In the fall of 2010, Dr. Ferric C. Fang made an unsettling discovery. Dr. Fang, who is editor in chief of the journal Infection and Immunity, found that one of his authors had doctored several papers.
The journal wound up retracting six of the papers from the author, Naoki Mori of the University of the Ryukyus in Japan. ...
Dr. Fang became curious how far the rot extended. To find out, he teamed up with a fellow editor at the journal, Dr. Arturo Casadevall of the Albert Einstein College of Medicine in New York. And before long they reached a troubling conclusion: not only that retractions were rising at an alarming rate, but that retractions were just a manifestation of a much more profound problem — “a symptom of a dysfunctional scientific climate,” as Dr. Fang put it.
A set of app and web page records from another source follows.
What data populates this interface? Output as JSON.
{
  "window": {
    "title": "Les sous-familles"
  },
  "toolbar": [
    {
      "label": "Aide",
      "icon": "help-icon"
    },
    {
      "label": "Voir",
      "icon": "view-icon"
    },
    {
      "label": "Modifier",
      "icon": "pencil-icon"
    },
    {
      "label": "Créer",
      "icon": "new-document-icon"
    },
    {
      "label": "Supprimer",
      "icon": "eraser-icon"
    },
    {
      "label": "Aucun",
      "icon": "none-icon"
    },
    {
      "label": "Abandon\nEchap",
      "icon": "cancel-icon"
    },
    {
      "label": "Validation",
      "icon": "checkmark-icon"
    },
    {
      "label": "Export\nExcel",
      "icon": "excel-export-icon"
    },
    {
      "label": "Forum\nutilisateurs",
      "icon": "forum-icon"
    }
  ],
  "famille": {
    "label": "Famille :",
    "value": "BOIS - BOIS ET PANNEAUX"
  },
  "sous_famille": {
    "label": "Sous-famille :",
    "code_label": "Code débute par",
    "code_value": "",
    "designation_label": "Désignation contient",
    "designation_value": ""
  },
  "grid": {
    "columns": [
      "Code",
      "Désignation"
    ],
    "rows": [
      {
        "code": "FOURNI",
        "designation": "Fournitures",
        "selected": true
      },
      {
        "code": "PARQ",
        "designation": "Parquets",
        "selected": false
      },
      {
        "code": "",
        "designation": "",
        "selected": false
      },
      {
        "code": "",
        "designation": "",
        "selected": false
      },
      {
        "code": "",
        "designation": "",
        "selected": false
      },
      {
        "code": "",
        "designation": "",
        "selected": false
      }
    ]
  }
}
Dr. Casadevall, now editor in chief of the journal mBio, said he feared that science had turned into a winner-take-all game with perverse incentives that lead scientists to cut corners and, in some cases, commit acts of misconduct.
“This is a tremendous threat,” he said.
The thing about science that so many fail to understand (other than the whole thing) is that it is, as opposed to political dogma and by definition, self-correcting. That's how this sort of stuff is discovered, and expunged. Still, as standards of truth and honesty seem to be eroding steadily and irreversibly, it's worrisome. (Yes, the quoted paragraph refers to a Japanese researcher, but the article identifies the trend across the board; and, by its measure, the greatest number of retractions come from The New England Journal of Medicine, of all places.)